[Interface dataset entries]
▶

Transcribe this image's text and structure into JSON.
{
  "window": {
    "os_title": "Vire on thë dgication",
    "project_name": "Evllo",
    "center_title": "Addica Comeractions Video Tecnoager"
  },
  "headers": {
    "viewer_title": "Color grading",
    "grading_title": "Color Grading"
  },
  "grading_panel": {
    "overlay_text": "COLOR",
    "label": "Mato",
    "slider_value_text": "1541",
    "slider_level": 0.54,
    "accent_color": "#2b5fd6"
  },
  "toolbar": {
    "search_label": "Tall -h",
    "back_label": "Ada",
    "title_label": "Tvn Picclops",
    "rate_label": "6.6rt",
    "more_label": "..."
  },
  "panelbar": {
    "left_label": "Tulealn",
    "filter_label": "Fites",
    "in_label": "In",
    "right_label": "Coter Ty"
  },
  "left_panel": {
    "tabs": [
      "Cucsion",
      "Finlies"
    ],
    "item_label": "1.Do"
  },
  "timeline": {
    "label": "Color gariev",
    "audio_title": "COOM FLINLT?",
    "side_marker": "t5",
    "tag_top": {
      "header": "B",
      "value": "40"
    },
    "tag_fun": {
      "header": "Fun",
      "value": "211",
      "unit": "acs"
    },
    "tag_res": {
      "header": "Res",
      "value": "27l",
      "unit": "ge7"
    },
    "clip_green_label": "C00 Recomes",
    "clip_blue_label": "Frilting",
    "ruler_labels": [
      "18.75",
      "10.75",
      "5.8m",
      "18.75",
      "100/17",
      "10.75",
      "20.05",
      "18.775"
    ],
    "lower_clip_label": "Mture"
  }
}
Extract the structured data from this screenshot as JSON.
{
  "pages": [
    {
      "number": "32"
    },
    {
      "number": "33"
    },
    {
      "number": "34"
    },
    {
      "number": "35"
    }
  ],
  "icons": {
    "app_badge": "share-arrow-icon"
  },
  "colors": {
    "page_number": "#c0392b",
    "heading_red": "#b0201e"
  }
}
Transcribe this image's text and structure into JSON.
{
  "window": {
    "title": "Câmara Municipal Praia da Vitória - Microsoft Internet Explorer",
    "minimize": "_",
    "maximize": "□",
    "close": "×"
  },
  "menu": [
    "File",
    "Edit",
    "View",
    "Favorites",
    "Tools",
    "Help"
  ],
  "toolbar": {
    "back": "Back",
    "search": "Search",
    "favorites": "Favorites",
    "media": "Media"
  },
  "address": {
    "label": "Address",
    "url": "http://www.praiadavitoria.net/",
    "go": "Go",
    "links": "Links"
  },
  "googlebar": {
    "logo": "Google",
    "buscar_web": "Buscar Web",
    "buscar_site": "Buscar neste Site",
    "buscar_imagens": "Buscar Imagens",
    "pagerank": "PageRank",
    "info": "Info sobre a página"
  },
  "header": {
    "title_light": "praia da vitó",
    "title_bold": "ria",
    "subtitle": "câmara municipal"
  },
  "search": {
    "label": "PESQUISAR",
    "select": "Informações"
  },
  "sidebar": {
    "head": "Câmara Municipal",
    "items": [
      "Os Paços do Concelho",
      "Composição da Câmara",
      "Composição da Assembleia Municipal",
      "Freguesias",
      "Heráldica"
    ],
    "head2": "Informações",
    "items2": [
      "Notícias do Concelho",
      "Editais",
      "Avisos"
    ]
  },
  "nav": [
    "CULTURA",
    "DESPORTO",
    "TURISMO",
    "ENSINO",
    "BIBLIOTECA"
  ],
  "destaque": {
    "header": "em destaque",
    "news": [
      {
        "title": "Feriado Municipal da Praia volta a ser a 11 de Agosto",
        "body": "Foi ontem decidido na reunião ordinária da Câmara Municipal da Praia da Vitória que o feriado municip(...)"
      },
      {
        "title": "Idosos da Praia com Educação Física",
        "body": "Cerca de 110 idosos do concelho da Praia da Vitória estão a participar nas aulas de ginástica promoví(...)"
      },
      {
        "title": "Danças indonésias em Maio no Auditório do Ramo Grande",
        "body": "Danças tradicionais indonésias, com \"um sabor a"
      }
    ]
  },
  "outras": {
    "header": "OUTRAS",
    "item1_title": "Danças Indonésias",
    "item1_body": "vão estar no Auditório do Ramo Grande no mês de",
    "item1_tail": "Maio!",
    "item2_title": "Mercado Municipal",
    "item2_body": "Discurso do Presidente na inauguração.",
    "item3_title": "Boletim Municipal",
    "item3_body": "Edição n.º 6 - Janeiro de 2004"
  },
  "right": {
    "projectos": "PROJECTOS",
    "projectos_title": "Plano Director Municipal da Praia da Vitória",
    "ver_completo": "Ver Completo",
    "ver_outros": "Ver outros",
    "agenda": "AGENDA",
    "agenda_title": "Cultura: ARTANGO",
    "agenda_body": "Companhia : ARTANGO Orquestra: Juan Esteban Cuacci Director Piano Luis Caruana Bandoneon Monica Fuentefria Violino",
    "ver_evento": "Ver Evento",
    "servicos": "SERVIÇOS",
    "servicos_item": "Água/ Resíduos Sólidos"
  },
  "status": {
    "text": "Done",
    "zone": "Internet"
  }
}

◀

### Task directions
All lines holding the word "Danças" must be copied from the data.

### Response
        "title": "Danças indonésias em Maio no Auditório do Ramo Grande",
        "body": "Danças tradicionais indonésias, com \"um sabor a"
    "item1_title": "Danças Indonésias",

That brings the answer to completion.